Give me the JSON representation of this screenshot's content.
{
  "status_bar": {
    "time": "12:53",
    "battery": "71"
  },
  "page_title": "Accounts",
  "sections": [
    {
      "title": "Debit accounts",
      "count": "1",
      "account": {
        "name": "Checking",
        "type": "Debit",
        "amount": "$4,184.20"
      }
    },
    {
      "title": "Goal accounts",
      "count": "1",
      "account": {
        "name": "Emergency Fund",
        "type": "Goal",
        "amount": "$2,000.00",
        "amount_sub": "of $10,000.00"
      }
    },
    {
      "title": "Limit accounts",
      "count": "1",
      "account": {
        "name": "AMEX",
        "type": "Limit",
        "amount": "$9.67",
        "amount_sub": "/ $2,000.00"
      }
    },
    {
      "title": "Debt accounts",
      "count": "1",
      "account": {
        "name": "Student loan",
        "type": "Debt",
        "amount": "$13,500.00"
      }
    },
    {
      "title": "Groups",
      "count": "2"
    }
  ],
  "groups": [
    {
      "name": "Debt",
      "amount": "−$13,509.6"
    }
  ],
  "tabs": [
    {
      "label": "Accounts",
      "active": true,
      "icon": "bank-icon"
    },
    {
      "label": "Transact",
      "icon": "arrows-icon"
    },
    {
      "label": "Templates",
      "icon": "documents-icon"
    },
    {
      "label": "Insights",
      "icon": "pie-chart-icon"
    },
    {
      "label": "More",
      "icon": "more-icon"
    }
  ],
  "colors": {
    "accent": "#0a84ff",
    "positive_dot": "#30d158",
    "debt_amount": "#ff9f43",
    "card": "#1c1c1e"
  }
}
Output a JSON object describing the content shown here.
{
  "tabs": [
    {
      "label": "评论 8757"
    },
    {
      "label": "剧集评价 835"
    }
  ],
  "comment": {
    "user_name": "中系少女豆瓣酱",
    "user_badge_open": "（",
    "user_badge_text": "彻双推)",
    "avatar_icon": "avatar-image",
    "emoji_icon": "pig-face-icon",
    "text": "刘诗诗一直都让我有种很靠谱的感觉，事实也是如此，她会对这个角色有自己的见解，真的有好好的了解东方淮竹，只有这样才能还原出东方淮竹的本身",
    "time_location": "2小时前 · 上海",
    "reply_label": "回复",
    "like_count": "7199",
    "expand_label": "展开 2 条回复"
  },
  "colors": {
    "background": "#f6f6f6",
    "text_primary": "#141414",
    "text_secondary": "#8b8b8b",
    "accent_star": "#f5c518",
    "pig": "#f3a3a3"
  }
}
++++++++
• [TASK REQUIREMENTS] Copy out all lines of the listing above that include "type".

• [YOUR SOLUTION]
        "type": "Debit",
        "type": "Goal",
        "type": "Limit",
        "type": "Debt",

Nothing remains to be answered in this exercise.